*DESCRIPTION OF THE TASK*
Set the whole listing down again without deviation.

*RECORDS FOR PROCESSING*
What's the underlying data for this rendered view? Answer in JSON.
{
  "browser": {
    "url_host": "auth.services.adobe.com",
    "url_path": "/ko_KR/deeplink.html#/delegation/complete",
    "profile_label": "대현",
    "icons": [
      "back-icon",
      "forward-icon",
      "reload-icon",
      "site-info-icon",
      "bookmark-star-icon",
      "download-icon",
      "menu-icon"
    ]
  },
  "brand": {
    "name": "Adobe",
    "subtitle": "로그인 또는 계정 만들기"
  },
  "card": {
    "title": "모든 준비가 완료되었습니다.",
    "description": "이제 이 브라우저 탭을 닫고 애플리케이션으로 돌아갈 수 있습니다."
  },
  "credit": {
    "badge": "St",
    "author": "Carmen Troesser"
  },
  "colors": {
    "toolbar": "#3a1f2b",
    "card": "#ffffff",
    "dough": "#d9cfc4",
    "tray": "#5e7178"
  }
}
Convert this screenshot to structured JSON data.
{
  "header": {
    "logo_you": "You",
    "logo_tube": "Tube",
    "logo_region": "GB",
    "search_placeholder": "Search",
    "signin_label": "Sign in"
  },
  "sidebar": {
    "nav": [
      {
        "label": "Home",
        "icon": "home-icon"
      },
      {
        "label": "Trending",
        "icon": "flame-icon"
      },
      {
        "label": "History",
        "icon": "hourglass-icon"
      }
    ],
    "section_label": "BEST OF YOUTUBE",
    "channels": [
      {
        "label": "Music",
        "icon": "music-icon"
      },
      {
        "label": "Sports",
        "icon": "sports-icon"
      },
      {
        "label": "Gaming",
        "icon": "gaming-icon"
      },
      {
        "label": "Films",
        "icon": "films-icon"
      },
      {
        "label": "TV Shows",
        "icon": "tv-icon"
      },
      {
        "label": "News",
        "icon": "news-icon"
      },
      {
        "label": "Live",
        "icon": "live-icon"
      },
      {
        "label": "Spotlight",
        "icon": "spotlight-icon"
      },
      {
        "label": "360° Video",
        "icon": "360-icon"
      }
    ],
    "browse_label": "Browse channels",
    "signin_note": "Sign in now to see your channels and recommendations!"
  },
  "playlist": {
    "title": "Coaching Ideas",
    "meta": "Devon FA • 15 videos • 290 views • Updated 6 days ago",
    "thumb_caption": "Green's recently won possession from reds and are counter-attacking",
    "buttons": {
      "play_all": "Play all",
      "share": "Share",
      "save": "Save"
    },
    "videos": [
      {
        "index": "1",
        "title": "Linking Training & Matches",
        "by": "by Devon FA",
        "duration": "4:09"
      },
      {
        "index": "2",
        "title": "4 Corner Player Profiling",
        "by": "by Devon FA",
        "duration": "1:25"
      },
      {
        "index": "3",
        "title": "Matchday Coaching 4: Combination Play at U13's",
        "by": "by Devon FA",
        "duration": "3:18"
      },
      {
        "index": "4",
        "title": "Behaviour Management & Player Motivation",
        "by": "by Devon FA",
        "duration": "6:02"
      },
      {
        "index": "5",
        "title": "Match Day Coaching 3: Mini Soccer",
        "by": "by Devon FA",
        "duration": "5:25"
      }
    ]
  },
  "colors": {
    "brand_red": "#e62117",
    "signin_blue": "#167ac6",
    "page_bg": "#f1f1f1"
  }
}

*SOLVED PROBLEM*
What's the underlying data for this rendered view? Answer in JSON.
{
  "browser": {
    "url_host": "auth.services.adobe.com",
    "url_path": "/ko_KR/deeplink.html#/delegation/complete",
    "profile_label": "대현",
    "icons": [
      "back-icon",
      "forward-icon",
      "reload-icon",
      "site-info-icon",
      "bookmark-star-icon",
      "download-icon",
      "menu-icon"
    ]
  },
  "brand": {
    "name": "Adobe",
    "subtitle": "로그인 또는 계정 만들기"
  },
  "card": {
    "title": "모든 준비가 완료되었습니다.",
    "description": "이제 이 브라우저 탭을 닫고 애플리케이션으로 돌아갈 수 있습니다."
  },
  "credit": {
    "badge": "St",
    "author": "Carmen Troesser"
  },
  "colors": {
    "toolbar": "#3a1f2b",
    "card": "#ffffff",
    "dough": "#d9cfc4",
    "tray": "#5e7178"
  }
}
Convert this screenshot to structured JSON data.
{
  "header": {
    "logo_you": "You",
    "logo_tube": "Tube",
    "logo_region": "GB",
    "search_placeholder": "Search",
    "signin_label": "Sign in"
  },
  "sidebar": {
    "nav": [
      {
        "label": "Home",
        "icon": "home-icon"
      },
      {
        "label": "Trending",
        "icon": "flame-icon"
      },
      {
        "label": "History",
        "icon": "hourglass-icon"
      }
    ],
    "section_label": "BEST OF YOUTUBE",
    "channels": [
      {
        "label": "Music",
        "icon": "music-icon"
      },
      {
        "label": "Sports",
        "icon": "sports-icon"
      },
      {
        "label": "Gaming",
        "icon": "gaming-icon"
      },
      {
        "label": "Films",
        "icon": "films-icon"
      },
      {
        "label": "TV Shows",
        "icon": "tv-icon"
      },
      {
        "label": "News",
        "icon": "news-icon"
      },
      {
        "label": "Live",
        "icon": "live-icon"
      },
      {
        "label": "Spotlight",
        "icon": "spotlight-icon"
      },
      {
        "label": "360° Video",
        "icon": "360-icon"
      }
    ],
    "browse_label": "Browse channels",
    "signin_note": "Sign in now to see your channels and recommendations!"
  },
  "playlist": {
    "title": "Coaching Ideas",
    "meta": "Devon FA • 15 videos • 290 views • Updated 6 days ago",
    "thumb_caption": "Green's recently won possession from reds and are counter-attacking",
    "buttons": {
      "play_all": "Play all",
      "share": "Share",
      "save": "Save"
    },
    "videos": [
      {
        "index": "1",
        "title": "Linking Training & Matches",
        "by": "by Devon FA",
        "duration": "4:09"
      },
      {
        "index": "2",
        "title": "4 Corner Player Profiling",
        "by": "by Devon FA",
        "duration": "1:25"
      },
      {
        "index": "3",
        "title": "Matchday Coaching 4: Combination Play at U13's",
        "by": "by Devon FA",
        "duration": "3:18"
      },
      {
        "index": "4",
        "title": "Behaviour Management & Player Motivation",
        "by": "by Devon FA",
        "duration": "6:02"
      },
      {
        "index": "5",
        "title": "Match Day Coaching 3: Mini Soccer",
        "by": "by Devon FA",
        "duration": "5:25"
      }
    ]
  },
  "colors": {
    "brand_red": "#e62117",
    "signin_blue": "#167ac6",
    "page_bg": "#f1f1f1"
  }
}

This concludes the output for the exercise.